Sunday, August 10, 2008

Worth Watching

This topic is worth watching for several reasons. The ordinance seems similar to the England laws that the care of the mentally ill should be partly the responsibility of the community. The community should take an active role in helping the medicated, diagnosed mentally ill stay on their medicine, if that is what it takes for them to be successful members of society. I will restate that I do not want to return to the dark ages of forced medicine, but I am sure there is a happy medium solution to this dilema. Also for those of you who are Obama supporters, there is rumor that Gov. Richardson may be in consideration for the VP select for Obama.

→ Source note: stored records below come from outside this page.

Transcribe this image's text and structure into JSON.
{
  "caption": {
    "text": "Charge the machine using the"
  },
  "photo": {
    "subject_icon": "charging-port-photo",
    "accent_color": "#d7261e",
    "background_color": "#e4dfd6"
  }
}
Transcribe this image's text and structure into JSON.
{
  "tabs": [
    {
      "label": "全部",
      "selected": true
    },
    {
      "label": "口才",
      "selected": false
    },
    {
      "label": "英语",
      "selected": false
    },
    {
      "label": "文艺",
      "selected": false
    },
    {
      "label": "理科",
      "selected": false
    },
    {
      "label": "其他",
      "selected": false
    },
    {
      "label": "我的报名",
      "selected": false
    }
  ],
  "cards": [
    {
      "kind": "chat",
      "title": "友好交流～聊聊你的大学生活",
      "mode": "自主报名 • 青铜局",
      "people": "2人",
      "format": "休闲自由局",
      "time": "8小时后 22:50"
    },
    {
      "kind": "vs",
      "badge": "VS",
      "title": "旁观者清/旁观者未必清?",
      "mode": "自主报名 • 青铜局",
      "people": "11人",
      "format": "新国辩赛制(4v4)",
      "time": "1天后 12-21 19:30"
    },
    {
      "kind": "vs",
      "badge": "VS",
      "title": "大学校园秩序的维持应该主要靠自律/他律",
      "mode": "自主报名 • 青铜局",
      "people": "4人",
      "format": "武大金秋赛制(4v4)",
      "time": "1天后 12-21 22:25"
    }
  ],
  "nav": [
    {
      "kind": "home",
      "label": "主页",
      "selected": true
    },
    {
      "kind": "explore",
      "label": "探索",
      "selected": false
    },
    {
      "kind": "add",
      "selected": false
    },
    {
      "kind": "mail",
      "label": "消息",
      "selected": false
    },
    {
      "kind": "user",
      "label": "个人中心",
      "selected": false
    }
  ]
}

If Gov. Richardson is for this ordinance, then he will be worth watching if he joins the ticket with Obama. I will also state here that this blog will not be a platform for politics, I am just stating some facts for those of us concerned about the mentally ill in our society.

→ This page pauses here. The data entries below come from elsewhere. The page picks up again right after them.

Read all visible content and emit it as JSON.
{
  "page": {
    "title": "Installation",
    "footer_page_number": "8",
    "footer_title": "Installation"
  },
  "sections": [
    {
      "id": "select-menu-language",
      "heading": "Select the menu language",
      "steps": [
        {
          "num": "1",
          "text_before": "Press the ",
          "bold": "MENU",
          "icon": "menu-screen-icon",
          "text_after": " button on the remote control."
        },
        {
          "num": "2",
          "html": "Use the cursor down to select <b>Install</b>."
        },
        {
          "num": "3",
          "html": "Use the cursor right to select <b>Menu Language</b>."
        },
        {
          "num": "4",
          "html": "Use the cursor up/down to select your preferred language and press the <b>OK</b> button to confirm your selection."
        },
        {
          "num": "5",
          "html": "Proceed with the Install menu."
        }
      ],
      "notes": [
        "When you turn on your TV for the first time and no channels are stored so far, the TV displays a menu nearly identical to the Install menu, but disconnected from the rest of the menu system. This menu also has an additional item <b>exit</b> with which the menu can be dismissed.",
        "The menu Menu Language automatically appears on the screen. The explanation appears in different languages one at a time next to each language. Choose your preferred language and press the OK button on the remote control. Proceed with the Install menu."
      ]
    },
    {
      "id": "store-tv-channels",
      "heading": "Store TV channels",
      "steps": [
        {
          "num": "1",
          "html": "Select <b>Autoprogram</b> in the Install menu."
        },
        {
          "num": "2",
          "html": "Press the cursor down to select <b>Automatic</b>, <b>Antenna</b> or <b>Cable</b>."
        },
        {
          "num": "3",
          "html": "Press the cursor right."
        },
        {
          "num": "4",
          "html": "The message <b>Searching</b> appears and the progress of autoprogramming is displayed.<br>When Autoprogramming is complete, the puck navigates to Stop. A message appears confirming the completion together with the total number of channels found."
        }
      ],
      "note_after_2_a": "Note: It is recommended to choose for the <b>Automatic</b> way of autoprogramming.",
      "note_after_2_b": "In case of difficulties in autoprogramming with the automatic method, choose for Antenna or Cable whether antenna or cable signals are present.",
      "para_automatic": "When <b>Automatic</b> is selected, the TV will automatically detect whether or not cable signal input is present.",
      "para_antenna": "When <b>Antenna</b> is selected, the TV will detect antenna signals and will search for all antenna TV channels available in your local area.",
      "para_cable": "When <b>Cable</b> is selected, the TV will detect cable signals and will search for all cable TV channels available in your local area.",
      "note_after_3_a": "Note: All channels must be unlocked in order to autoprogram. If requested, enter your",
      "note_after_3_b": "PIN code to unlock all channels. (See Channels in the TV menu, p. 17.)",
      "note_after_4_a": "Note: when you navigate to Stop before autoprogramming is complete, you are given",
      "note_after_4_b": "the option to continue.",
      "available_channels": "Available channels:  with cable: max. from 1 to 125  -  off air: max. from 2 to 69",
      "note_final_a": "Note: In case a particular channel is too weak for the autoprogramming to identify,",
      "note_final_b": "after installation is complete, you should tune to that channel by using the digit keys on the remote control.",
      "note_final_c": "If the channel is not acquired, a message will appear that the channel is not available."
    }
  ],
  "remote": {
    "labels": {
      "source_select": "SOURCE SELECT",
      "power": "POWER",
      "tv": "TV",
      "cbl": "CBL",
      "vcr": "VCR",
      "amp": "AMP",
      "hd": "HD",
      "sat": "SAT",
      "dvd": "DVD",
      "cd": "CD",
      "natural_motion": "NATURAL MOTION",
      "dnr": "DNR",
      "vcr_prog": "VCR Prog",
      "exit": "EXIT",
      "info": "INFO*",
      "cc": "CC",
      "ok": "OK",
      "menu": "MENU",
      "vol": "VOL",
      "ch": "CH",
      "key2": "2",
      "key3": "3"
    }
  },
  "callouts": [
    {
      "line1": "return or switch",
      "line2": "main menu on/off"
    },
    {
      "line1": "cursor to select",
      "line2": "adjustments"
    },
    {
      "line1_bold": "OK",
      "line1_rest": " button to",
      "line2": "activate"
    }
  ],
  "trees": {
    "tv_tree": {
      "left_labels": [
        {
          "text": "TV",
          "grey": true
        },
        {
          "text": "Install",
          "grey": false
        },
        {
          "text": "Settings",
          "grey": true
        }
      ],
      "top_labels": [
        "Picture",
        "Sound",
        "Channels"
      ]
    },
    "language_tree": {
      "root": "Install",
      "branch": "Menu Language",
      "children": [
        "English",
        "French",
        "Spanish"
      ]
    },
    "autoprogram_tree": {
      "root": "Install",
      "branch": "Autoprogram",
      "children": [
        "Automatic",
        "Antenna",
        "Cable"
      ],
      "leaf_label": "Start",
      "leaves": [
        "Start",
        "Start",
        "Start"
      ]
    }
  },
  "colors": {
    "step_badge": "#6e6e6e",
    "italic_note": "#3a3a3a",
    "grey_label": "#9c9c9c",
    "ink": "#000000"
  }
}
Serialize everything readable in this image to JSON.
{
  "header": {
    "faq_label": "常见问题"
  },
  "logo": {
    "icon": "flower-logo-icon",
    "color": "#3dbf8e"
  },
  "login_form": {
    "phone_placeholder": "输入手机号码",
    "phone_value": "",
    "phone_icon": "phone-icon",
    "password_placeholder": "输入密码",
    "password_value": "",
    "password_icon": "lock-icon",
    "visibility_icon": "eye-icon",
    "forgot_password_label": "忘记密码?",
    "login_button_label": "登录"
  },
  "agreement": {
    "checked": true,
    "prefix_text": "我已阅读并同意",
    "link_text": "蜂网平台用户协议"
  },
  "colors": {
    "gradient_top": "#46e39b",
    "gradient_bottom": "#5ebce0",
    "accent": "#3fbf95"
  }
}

Thanks, Liz

Court strikes down Kendra's Law in New Mexico
Full Story | Topics: , , ,

NewMexico.jpg After the courts struck down an Albuquerque ordinance requiring forced medication for outpatient treatment, the mayor vowed to return this issue to the legislature. According to the Albuquerque Journal the state has cut back on funding for outpatient programs. According to Nancy Koenigsberg from the advocacy organization, Protection and Advocacy,

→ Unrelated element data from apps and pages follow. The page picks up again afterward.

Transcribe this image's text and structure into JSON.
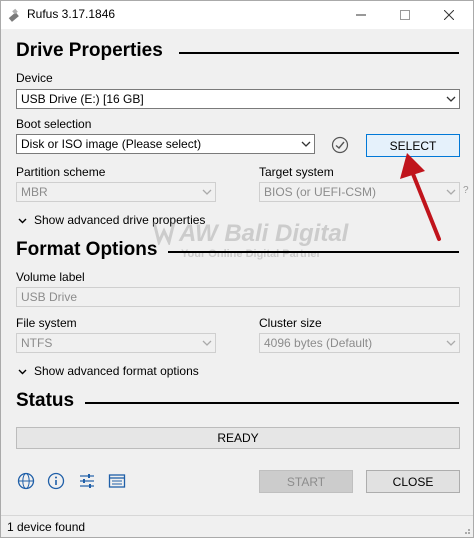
{
  "window": {
    "title": "Rufus 3.17.1846"
  },
  "drive_properties": {
    "heading": "Drive Properties",
    "device_label": "Device",
    "device_value": "USB Drive (E:) [16 GB]",
    "boot_selection_label": "Boot selection",
    "boot_selection_value": "Disk or ISO image (Please select)",
    "select_button": "SELECT",
    "partition_scheme_label": "Partition scheme",
    "partition_scheme_value": "MBR",
    "target_system_label": "Target system",
    "target_system_value": "BIOS (or UEFI-CSM)",
    "target_help": "?",
    "advanced_toggle": "Show advanced drive properties"
  },
  "format_options": {
    "heading": "Format Options",
    "volume_label_label": "Volume label",
    "volume_label_value": "USB Drive",
    "file_system_label": "File system",
    "file_system_value": "NTFS",
    "cluster_size_label": "Cluster size",
    "cluster_size_value": "4096 bytes (Default)",
    "advanced_toggle": "Show advanced format options"
  },
  "status": {
    "heading": "Status",
    "progress_text": "READY",
    "start_button": "START",
    "close_button": "CLOSE",
    "status_bar": "1 device found"
  },
  "toolbar_icons": [
    "globe-icon",
    "info-icon",
    "settings-sliders-icon",
    "log-icon"
  ],
  "watermark": {
    "title": "AW Bali Digital",
    "subtitle": "Your Online Digital Partner"
  },
  "colors": {
    "select_button_bg": "#e5f1fb",
    "select_button_border": "#0078d7",
    "annotation_arrow": "#c0141c"
  }
}
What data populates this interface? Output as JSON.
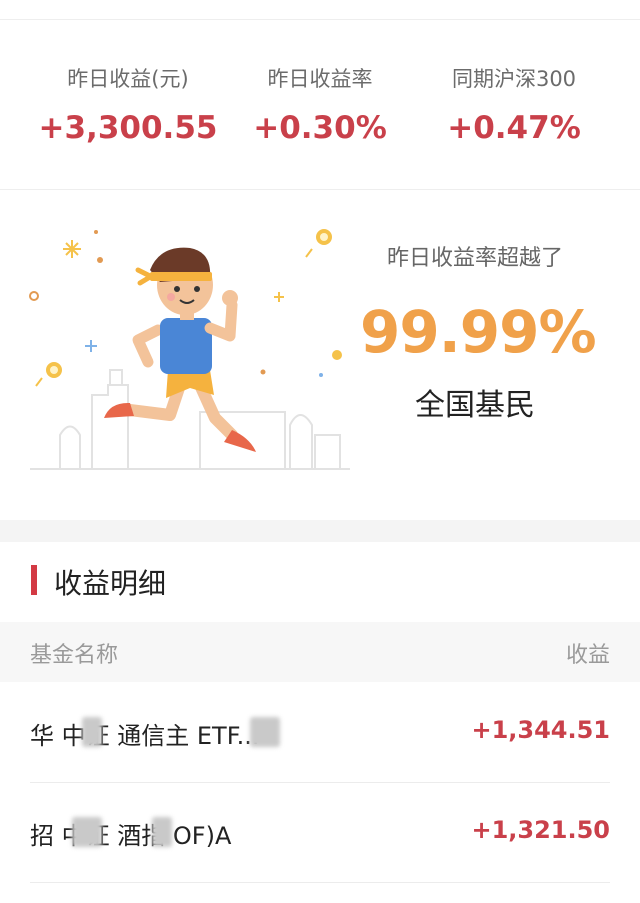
{
  "stats": [
    {
      "label": "昨日收益(元)",
      "value": "+3,300.55"
    },
    {
      "label": "昨日收益率",
      "value": "+0.30%"
    },
    {
      "label": "同期沪深300",
      "value": "+0.47%"
    }
  ],
  "hero": {
    "subtitle": "昨日收益率超越了",
    "percent": "99.99%",
    "desc": "全国基民"
  },
  "detail": {
    "title": "收益明细",
    "col_name": "基金名称",
    "col_gain": "收益",
    "rows": [
      {
        "name": "华 中证 通信主 ETF...",
        "gain": "+1,344.51"
      },
      {
        "name": "招 中证 酒指 OF)A",
        "gain": "+1,321.50"
      }
    ]
  },
  "colors": {
    "accent_red": "#c9404a",
    "gold": "#f0a14a"
  }
}
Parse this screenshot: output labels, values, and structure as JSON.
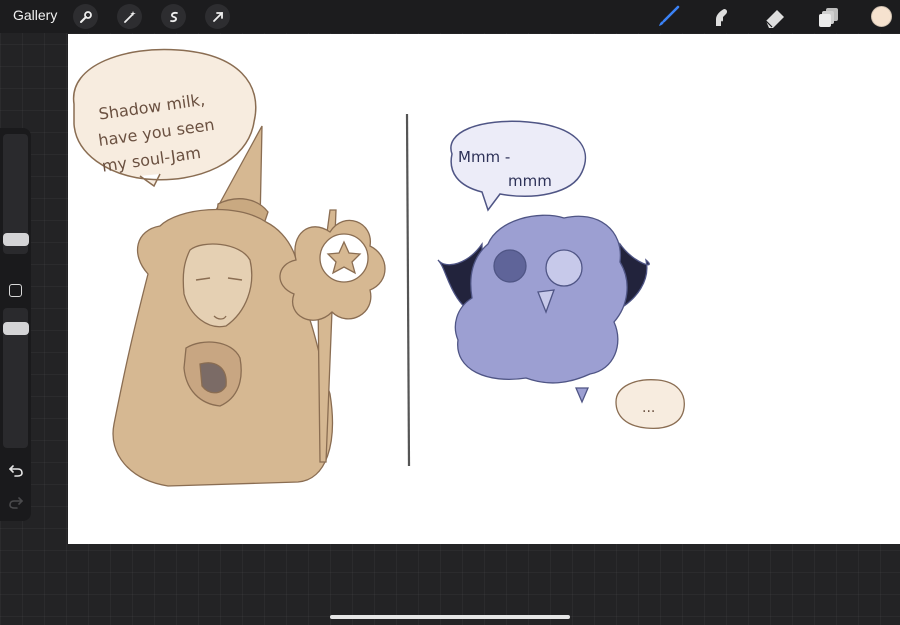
{
  "topbar": {
    "gallery_label": "Gallery",
    "left_tools": [
      "wrench-icon",
      "magic-wand-icon",
      "selection-icon",
      "transform-arrow-icon"
    ],
    "right_tools": [
      "brush-icon",
      "smudge-icon",
      "eraser-icon",
      "layers-icon"
    ],
    "active_tool": "brush",
    "current_color": "#f6e2cf",
    "accent_color": "#3b82f6"
  },
  "sidebar": {
    "brush_size_level": 0.35,
    "opacity_level": 0.68,
    "modify_button": "square-icon",
    "undo": "undo-icon",
    "redo": "redo-icon"
  },
  "artwork": {
    "left_bubble_lines": [
      "Shadow milk,",
      "have you seen",
      "my soul-Jam"
    ],
    "right_bubble_lines": [
      "Mmm -",
      "mmm"
    ],
    "small_bubble": "...",
    "colors": {
      "wizard_fill": "#d6b892",
      "wizard_line": "#8a6d52",
      "creature_fill": "#9c9fd2",
      "creature_line": "#4f5585",
      "horn_dark": "#22233c",
      "bubble_fill": "#f7ecdf",
      "bubble_fill_purple": "#ececf8"
    }
  }
}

The ordinance that was struck (down) acknowledged that for any kind of treatment to achieve its goal, it must be linked to a system of comprehensive care in which state and local authorities work together to ensure outpatients receive case management or special services.

Last year New Mexico ranked last in the nation's states for spending on mental health. StigmaNet has been compiling archives on how the fight over Kendra's Law is played in many of the 42 states that have adopted this law.

The issue pits supporters such as Sen. Pete Dominici, Gov. Richardson, and the state chapter of the National Alliance on Mental Illness against organizations such as the New Mexico ACLU and the Bazelon Center for Mental Health Law in Washington, D.C.

No comments: